Amnesty International has documented that “a number of cases of Shi’a activists tried before the SCC have faced grossly unfair trials with defendants convicted and, in many cases, sentenced to death on vague charges that criminalise peaceful opposition and on the basis of “confessions” extracted through torture or other coercive means.”
Lynn Maalouf, Amnesty International’s Middle East Research director, told the New York Times that it was “appalling” that Saudi authorities were pursuing the death penalty for charges that include taking part in protests while still a child.
The government under King Salman and Crown Prince Mohammed bin Salman has intensified the crackdown on Saudi Shias.

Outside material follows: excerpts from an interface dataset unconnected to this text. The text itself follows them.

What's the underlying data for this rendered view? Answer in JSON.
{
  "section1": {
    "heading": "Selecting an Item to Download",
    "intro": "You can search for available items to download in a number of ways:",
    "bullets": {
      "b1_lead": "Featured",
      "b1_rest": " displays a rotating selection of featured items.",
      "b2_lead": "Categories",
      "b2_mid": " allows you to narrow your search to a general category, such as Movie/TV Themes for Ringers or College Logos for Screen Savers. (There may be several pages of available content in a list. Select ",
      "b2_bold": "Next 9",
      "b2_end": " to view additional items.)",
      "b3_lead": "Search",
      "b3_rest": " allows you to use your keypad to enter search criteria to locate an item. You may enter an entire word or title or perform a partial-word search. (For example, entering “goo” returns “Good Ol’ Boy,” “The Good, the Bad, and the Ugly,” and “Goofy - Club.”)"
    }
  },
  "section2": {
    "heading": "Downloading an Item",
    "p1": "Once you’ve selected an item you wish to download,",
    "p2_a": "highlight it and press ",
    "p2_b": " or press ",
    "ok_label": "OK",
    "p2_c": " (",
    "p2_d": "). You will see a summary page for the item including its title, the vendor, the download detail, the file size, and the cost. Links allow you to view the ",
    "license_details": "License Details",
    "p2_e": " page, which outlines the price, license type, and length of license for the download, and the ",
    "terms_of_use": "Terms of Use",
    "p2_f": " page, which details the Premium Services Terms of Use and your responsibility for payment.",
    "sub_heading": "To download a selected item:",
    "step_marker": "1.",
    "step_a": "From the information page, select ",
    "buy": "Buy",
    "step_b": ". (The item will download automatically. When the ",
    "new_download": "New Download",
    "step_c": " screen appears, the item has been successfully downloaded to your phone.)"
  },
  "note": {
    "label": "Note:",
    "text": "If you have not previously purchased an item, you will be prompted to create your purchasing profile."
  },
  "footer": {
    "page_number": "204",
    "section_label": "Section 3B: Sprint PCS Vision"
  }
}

According to the Saudi state-run news agency, the country carried out a mass execution of 37 men (33 of whom were Shia) for “their adoption of extremist, terrorist ideology and forming terrorist cells to corrupt and disturb security, spread chaos and cause sectarian discord.” Amnesty deemed the trial of some of those executed “grossly unfair.”
This was the largest mass execution since 2016, when the country put 47 men to death – including Sheikh Nimr-al-Nimr, a Shia cleric who had criticised the country’s treatment of its Shiite minority.
Tensions with Shia-led Iran have also intensified and the Saudi embassy in Tehran remains shut.
Maalouf was further quoted as saying: “The Saudi Arabian authorities have a chilling track record of using the death penalty as a weapon to crush political dissent and punish anti-government protesters -including children- from the country’s persecuted Shi’a minority,”
Details of this case emerged after CNN reported that the Saudi prosecutors had sought capital punishment for him in 2018, which was later confirmed by Amnesty.